don't be afraid to use lots of patches
Another tip from Kevin:
Slide/Frame: Get some clean cotton cloths (old laundered T-shirts work well) cut to about 7X7 inches or so. You will need at least 4 of these per cleaning. Get several Q-tips. Get a wooden chopstick and whittle the end to a chisel tip. Pipe cleaners also come in handy. Wet one of the cloths with solvent and wipe the inside of the frame and slide. Pay special attention to the breech face and extractor area. Use solvent wet Q-tips and a wet patch with the chopstick to get crud out of the rail and rail grooves, fouling out if the breech face and extractor claw. Pay attention to the locking lugs too. Use as many q-tips, cloths, and patches as you need for this. When satisfied, take your last clean dry cotton cloth and wipe dry all the solvent and crud from your slide/frame.
Look at all the metal flakes inside the slide.
Clean out the slide with a patch and some
solvent. I also used the soft bristle brush.
A nice clean slide.
Do the same with the handle full of metal flakes.
Put the barrel and spring back together the
same way they came apart just in reverse order.

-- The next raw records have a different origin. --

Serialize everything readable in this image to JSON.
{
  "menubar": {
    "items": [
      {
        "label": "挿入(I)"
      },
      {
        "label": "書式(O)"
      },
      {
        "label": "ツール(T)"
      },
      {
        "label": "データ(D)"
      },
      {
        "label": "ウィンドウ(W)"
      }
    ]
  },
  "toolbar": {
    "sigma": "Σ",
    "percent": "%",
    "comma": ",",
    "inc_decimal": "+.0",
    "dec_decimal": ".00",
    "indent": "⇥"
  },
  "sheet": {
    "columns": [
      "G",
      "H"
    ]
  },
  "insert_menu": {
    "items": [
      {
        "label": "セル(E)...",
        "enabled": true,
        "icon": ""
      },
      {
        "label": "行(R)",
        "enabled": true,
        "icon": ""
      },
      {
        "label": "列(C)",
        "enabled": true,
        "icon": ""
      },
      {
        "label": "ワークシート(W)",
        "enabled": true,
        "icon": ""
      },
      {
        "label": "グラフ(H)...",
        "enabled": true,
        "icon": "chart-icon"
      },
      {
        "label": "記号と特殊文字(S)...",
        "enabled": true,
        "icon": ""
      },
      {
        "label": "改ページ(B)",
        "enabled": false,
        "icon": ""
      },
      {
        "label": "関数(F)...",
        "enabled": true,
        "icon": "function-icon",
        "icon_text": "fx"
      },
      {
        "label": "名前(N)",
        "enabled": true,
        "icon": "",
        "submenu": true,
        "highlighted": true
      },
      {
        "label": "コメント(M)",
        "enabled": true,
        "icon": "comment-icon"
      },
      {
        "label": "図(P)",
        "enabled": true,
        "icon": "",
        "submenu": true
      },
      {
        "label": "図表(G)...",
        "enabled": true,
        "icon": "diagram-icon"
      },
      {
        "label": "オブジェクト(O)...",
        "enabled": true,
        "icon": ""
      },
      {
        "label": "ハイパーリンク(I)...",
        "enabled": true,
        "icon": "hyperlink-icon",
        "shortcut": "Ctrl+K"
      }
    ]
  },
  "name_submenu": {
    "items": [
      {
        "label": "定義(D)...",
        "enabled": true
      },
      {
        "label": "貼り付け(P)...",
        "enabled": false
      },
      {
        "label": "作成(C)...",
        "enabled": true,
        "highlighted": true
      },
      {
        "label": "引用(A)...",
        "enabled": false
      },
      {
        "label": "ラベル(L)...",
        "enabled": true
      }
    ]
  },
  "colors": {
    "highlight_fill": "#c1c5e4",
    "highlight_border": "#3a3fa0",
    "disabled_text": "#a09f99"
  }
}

Put a drop of lubrication oil here,
and another few drops here along the spring and wipe dry.
Another tip from Kevin:
Before re-assemebly make sure all the solvent is wiped dry. I find that compressed canned air works well for blowing out any residual solvent still hiding in hard to reach places. Inspect all the parts for wear, cracks, or breakage. Make sure to never over oil your gun. The better method for oiling any firearm is to use only a very very slightly dampened patch and wipe oil residue on the rails, lugs, and outside of the barrel before assembeling. All you need is a very slight and very thin film of oil on guns, you should barely be able to see it with you eyes. Remember that if you see any oil running or oosing out any time, you've got way too much oil. Once in a while disassemble your magazines and clean them with solvent then wipe dry.
Put the slide back on the same way it came off. Pull it all the way back and lock it open with the slide catch lever.
Put the slide disassembly latch back in. UPDATE: Be sure that the barrel is all the way forward before attempting to replace the slide disassembly latch - Thanks to Bill Ellett for this tip.
See that spring? You will learn to hate that
spring. It makes insertion of the slide disassembly latch VERY difficult.
(NOTE: Good news, it loosens up after a while)
Orient the slide disassembly latch with the tab facing the rear of the
pistol and push it in. It will be hard.
but it does go in
load up some rounds
These are Winchester 9mm Luger 115Gr JHP.
and you are ready to go